‘I think if you have the right attitude, you can do anything. Of course, when it comes to aptitude you need to be more or less from the right industry and have the right skillsets to grow in the business. But if you have mildly the right skillsets but the right attitude and willpower, you can be a success.’

While having the right attitude is crucial, another important factor for success is being personable. ‘Style means a lot to me,’ says 
John. ‘It includes how you look and act and who you are.’

Known to have an ‘eccentric style’ — don’t miss his pink socks — John’s favourite attire for business is a three-piece suit. ‘I prefer not following the beaten track and that’s a reason I chose Ascots & Chapels for my suits. They have unusual material, and can add nice touches that can elevate a suit and make it classic. Like, for instance, the interior of my suit has to be crazy,’ he says with a laugh. ‘I have no black or grey suits. I like to express the side of my character through the way I dress.’
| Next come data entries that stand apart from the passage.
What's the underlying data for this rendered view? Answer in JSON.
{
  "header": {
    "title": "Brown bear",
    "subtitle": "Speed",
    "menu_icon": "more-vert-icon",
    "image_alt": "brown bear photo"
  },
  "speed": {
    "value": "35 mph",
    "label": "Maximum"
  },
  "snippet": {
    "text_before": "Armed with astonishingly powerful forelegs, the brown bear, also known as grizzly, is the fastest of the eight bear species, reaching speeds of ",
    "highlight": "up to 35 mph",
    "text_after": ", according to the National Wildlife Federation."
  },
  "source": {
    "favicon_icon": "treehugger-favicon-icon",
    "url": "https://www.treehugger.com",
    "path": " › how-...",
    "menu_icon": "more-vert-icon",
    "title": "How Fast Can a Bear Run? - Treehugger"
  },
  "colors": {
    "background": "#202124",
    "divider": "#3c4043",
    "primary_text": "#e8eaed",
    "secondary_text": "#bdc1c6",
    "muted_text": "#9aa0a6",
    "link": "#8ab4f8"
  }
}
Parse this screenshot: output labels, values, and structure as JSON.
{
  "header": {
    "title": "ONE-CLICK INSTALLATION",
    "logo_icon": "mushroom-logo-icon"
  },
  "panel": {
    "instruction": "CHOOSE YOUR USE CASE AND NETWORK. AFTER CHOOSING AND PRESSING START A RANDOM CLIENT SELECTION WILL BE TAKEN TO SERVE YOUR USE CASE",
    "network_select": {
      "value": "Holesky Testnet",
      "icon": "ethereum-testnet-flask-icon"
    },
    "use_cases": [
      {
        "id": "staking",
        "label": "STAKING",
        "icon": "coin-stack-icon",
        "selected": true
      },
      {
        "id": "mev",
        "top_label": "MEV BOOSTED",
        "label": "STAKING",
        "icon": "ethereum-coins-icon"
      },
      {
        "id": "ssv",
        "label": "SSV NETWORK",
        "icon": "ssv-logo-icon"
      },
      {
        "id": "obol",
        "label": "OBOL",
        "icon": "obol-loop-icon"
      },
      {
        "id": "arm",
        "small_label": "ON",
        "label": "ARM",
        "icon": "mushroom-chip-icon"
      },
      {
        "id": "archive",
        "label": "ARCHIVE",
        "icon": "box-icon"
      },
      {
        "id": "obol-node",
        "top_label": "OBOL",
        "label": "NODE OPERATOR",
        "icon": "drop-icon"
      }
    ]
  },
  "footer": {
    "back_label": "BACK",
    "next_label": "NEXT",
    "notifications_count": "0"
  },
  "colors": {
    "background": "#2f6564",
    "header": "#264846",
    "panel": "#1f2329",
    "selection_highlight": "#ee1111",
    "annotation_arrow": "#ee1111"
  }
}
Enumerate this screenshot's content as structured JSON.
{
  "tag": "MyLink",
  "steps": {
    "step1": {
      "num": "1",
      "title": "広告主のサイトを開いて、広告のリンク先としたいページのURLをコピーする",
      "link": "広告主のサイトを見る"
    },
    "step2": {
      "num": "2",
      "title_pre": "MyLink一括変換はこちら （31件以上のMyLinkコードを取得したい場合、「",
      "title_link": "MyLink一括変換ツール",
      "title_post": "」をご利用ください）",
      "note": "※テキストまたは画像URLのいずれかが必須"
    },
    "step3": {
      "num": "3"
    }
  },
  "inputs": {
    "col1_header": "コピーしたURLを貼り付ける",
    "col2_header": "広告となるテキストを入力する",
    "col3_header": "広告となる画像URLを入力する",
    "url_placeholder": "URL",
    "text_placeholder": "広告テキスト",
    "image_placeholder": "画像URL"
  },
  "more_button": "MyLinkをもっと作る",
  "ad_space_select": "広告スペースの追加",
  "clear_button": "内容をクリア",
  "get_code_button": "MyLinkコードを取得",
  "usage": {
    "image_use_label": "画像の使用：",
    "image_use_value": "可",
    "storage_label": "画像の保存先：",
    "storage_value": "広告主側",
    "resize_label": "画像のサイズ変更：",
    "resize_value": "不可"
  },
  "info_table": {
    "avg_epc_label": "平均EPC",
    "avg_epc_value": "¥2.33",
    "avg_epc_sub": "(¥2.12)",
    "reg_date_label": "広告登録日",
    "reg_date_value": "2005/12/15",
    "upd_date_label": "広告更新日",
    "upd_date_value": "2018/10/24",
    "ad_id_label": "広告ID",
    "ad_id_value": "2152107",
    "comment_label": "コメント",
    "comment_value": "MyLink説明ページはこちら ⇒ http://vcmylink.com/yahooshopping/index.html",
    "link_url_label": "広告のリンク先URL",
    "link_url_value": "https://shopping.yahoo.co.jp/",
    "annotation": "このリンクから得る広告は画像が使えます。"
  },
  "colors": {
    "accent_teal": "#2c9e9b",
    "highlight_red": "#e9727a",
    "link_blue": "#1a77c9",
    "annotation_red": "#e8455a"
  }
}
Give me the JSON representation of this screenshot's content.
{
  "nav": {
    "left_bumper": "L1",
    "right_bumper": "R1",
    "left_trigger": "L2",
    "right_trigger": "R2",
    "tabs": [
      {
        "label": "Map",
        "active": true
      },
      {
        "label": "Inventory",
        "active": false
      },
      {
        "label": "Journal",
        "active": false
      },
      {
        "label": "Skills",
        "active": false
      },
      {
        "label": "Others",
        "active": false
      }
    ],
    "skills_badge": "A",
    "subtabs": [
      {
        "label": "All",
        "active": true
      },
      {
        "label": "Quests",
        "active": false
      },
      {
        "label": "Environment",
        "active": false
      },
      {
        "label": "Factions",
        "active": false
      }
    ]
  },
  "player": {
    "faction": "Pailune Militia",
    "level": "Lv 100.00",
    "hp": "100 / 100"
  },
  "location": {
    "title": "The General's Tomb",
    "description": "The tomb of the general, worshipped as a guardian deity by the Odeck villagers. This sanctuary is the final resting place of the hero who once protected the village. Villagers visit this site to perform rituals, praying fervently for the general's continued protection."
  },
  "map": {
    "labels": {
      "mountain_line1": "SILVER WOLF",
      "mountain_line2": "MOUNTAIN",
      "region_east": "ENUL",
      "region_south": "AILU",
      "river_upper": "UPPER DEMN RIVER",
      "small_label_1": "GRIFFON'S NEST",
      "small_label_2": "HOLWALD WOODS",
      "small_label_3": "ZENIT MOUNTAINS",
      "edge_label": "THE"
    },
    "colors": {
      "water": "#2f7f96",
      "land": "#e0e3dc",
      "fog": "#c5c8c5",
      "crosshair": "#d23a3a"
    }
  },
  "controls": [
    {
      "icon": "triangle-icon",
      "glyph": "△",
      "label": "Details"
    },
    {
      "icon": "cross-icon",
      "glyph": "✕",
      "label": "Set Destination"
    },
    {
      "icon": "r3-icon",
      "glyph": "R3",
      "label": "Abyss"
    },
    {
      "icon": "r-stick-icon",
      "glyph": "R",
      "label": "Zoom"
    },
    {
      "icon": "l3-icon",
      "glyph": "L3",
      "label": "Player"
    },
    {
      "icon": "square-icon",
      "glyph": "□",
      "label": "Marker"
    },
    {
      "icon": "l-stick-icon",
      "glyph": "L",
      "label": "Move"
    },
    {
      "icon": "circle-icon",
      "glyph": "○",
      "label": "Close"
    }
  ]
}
A firm believer in first impressions, John says, ‘If you are wearing a suit that makes you feel like a million dollars, then that confidence will come through and portray itself to the client. Ascots & Chapels helps me do that.’